***** THE DATA *****
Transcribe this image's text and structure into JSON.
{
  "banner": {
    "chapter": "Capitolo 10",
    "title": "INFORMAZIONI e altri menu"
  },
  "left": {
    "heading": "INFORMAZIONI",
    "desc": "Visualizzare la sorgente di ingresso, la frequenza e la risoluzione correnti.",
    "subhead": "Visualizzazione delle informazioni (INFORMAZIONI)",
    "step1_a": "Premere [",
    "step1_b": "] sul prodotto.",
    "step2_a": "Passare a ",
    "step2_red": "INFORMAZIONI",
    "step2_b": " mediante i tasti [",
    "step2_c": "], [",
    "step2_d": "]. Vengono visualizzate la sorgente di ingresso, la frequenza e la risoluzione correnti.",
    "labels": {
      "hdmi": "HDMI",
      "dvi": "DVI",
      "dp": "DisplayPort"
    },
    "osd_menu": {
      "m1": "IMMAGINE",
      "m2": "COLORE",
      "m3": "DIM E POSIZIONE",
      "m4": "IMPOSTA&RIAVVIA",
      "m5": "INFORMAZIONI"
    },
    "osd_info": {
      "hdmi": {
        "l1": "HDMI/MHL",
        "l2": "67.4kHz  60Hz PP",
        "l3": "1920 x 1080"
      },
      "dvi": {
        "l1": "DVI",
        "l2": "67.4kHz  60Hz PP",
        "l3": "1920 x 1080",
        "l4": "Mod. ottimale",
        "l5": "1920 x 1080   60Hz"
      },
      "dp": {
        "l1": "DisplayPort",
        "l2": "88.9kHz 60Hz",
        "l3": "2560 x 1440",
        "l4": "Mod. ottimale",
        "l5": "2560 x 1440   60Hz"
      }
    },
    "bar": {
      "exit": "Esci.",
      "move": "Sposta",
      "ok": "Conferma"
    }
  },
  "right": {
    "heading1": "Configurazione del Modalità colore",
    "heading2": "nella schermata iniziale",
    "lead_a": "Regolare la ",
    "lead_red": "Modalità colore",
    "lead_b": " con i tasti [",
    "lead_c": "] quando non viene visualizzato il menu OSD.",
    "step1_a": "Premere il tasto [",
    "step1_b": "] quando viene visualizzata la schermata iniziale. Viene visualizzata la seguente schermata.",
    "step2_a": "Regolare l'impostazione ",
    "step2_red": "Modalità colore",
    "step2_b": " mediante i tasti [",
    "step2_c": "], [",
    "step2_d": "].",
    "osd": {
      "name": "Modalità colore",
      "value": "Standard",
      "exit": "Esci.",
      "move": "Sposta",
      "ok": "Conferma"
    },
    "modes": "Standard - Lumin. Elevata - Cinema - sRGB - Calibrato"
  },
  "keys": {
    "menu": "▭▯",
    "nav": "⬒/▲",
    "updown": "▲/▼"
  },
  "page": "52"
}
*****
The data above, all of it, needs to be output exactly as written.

Transcribe this image's text and structure into JSON.
{
  "banner": {
    "chapter": "Capitolo 10",
    "title": "INFORMAZIONI e altri menu"
  },
  "left": {
    "heading": "INFORMAZIONI",
    "desc": "Visualizzare la sorgente di ingresso, la frequenza e la risoluzione correnti.",
    "subhead": "Visualizzazione delle informazioni (INFORMAZIONI)",
    "step1_a": "Premere [",
    "step1_b": "] sul prodotto.",
    "step2_a": "Passare a ",
    "step2_red": "INFORMAZIONI",
    "step2_b": " mediante i tasti [",
    "step2_c": "], [",
    "step2_d": "]. Vengono visualizzate la sorgente di ingresso, la frequenza e la risoluzione correnti.",
    "labels": {
      "hdmi": "HDMI",
      "dvi": "DVI",
      "dp": "DisplayPort"
    },
    "osd_menu": {
      "m1": "IMMAGINE",
      "m2": "COLORE",
      "m3": "DIM E POSIZIONE",
      "m4": "IMPOSTA&RIAVVIA",
      "m5": "INFORMAZIONI"
    },
    "osd_info": {
      "hdmi": {
        "l1": "HDMI/MHL",
        "l2": "67.4kHz  60Hz PP",
        "l3": "1920 x 1080"
      },
      "dvi": {
        "l1": "DVI",
        "l2": "67.4kHz  60Hz PP",
        "l3": "1920 x 1080",
        "l4": "Mod. ottimale",
        "l5": "1920 x 1080   60Hz"
      },
      "dp": {
        "l1": "DisplayPort",
        "l2": "88.9kHz 60Hz",
        "l3": "2560 x 1440",
        "l4": "Mod. ottimale",
        "l5": "2560 x 1440   60Hz"
      }
    },
    "bar": {
      "exit": "Esci.",
      "move": "Sposta",
      "ok": "Conferma"
    }
  },
  "right": {
    "heading1": "Configurazione del Modalità colore",
    "heading2": "nella schermata iniziale",
    "lead_a": "Regolare la ",
    "lead_red": "Modalità colore",
    "lead_b": " con i tasti [",
    "lead_c": "] quando non viene visualizzato il menu OSD.",
    "step1_a": "Premere il tasto [",
    "step1_b": "] quando viene visualizzata la schermata iniziale. Viene visualizzata la seguente schermata.",
    "step2_a": "Regolare l'impostazione ",
    "step2_red": "Modalità colore",
    "step2_b": " mediante i tasti [",
    "step2_c": "], [",
    "step2_d": "].",
    "osd": {
      "name": "Modalità colore",
      "value": "Standard",
      "exit": "Esci.",
      "move": "Sposta",
      "ok": "Conferma"
    },
    "modes": "Standard - Lumin. Elevata - Cinema - sRGB - Calibrato"
  },
  "keys": {
    "menu": "▭▯",
    "nav": "⬒/▲",
    "updown": "▲/▼"
  },
  "page": "52"
}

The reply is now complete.